#youthsailing – A young Cumbrian lad is celebrating after becoming one of the youngest ever professional yacht masters, at the tender age of 18. Former Windermere School pupil, Dominic Jackson, has passed the 'professional yacht master offshore course', delivered by the North West Sports Centre on the island of Cumbrae, in Scotland. Dominic, who is described by his family as a 'natural sailor', started learning the ropes aged 10, at the International School in Qatar.

Registered disabled, having been born with only one hand, Dominic successfully completed the gruelling 18 week course, along with two other students, sailing throughout the night and until 3am up the East Coast of the Isle of Bute, with only skill and calculation to guide him; no technical assistance was permitted. Now qualified to skipper his own yacht, Dominic looks set for a future on the waves.

"We are all immensely proud of Dominic and delighted for him that he can start building a future in the field that he loves." said his father, Chris Jackson, who runs cottage letting agency, Heart of the Lakes, with his parents, Peter and Sue. "He has worked extremely hard and his qualification is an extraordinary achievement, particularly for someone so young."

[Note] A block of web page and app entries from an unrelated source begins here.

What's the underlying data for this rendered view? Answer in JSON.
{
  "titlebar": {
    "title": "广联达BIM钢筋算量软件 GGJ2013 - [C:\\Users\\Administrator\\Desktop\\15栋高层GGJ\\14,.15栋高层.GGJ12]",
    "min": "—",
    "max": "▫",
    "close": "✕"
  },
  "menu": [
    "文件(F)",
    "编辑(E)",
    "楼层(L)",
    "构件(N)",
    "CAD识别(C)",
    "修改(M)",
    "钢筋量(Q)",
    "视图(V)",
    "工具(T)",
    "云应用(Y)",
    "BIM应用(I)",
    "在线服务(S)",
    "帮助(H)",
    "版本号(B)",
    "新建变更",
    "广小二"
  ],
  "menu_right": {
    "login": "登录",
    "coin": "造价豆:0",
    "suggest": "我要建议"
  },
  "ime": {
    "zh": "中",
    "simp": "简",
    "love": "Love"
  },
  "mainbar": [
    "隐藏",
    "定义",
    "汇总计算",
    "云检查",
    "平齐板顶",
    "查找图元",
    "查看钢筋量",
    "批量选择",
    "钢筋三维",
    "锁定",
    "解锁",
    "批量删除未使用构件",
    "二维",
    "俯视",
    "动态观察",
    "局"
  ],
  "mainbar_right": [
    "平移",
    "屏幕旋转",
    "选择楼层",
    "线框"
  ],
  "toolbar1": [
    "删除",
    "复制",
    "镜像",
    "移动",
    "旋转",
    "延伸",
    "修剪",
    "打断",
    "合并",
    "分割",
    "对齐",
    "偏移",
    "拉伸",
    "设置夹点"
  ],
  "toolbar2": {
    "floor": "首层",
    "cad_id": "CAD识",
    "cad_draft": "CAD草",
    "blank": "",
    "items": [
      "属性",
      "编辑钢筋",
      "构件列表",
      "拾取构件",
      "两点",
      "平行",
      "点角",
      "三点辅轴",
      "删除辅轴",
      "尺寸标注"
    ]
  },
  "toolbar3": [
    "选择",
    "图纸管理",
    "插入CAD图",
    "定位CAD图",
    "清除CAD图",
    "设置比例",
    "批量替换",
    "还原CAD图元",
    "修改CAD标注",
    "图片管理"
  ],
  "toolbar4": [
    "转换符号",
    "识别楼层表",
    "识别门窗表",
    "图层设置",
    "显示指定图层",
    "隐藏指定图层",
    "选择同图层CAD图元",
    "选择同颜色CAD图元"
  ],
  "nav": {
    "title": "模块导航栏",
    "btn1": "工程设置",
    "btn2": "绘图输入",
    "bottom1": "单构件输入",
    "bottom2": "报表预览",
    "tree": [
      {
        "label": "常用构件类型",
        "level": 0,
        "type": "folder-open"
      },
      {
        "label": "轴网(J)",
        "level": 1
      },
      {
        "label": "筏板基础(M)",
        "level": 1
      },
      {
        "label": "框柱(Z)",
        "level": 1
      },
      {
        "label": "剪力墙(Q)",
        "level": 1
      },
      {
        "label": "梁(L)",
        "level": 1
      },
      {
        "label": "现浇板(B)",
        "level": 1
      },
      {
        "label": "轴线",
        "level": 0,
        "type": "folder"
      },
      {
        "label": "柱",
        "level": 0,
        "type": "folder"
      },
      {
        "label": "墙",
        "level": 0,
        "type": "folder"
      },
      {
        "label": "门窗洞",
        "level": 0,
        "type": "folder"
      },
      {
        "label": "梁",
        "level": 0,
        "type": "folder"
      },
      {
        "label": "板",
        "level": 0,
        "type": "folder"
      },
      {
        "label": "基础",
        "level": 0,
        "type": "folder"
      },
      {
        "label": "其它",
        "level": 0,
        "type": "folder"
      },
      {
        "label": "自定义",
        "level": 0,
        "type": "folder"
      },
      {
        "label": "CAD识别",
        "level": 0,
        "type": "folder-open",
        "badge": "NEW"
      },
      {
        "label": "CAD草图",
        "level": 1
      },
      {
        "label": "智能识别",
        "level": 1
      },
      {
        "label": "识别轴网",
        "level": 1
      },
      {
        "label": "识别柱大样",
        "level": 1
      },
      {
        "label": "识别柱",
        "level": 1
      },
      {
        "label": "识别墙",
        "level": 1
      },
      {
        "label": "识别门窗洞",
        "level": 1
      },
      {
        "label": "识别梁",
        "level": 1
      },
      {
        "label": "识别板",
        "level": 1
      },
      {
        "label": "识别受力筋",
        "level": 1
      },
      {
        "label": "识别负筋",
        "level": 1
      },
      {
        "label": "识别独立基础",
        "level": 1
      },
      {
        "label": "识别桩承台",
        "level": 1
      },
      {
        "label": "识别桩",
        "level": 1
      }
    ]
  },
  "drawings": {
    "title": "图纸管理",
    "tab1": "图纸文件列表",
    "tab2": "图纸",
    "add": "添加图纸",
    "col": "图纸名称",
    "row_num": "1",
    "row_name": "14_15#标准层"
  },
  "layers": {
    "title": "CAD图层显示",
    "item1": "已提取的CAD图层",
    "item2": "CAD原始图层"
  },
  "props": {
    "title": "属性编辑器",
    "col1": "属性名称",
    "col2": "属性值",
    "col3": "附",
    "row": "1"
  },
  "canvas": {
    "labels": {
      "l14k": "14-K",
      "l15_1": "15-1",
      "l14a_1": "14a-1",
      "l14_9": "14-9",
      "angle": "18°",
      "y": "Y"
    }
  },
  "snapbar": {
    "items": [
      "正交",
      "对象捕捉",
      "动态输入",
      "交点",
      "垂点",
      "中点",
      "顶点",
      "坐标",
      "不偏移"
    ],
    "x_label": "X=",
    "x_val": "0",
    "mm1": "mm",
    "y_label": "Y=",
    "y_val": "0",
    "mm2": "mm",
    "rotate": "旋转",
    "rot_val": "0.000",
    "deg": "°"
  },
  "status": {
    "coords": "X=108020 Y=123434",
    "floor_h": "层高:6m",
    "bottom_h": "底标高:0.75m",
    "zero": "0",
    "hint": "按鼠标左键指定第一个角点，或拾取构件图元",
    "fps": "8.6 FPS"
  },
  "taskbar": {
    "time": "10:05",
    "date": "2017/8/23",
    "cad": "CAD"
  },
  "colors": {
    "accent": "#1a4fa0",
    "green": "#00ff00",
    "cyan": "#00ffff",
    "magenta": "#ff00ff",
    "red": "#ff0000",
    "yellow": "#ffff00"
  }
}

"To pass this course aged 18 is very unusual. There are not many who can do it." said Cumbrae's Professional Yacht Master Instructor, Rod Smith. "The course is very intense and involves all aspects of learning, from skippering a boat, to the theoretical elements, such as navigation and meteorological testing. Dominic was an exceptional candidate and we applaud him on his achievement. Passing this aged 18, is pretty much as young as you can get!"

 

 

Published in Youth Sailing

Forty Foot Swimming Spot on Dublin Bay

The 'Forty Foot' is a rocky outcrop located at the southern tip of Dublin Bay at Sandycove, County Dublin from which people have been swimming in the Irish Sea all year round for 300 years or more. It is popular because it is one of few spots between Dublin city and Greystones in County Wicklow that allows for swimming at all stages of the tide, subject to the sea state.

Forty Foot History

Traditionally, the bathing spot was exclusively a men's bathing spot and the gentlemen's swimming club was established to help conserve the area.

Owing to its relative isolation and gender-specific nature it became a popular spot for nudists, but in the 1970s, during the women's liberation movement, a group of female equal-rights activists plunged into the waters and now it is also open to everyone and it is in the control of Dun Laoghaire Rathdown County Council.

Many people believe that swimming in extremely cold water is healthy and good for the immune system.

Is it safe to swim at the Forty Foot?

The Forty-Foot is a great place to swim because there is always enough water to get a dip but like all sea swimming, there are always hazards you need to be aware of.   For example, a lot of people like to dive into to the pool at the Forty-foot but there are submerged rocks that can be hazardous especially at low water.  The Council have erected signs to warn people of the underwater dangers. Other hazards include slippy granite cut stone steps that can often be covered with seaweed and of course marine wildlife including jellyfish that make their presence felt in the summer months as do an inquisitive nearby Sandycove seal colony.

The Forty-foot Christmas Day swim

A Dublin institution that brings people from across Dublin and beyond for a dip in the chilly winter sea. Bathers arrive in the dark from 6 am and by noon the entire forty foot is a sea of red Santa hats!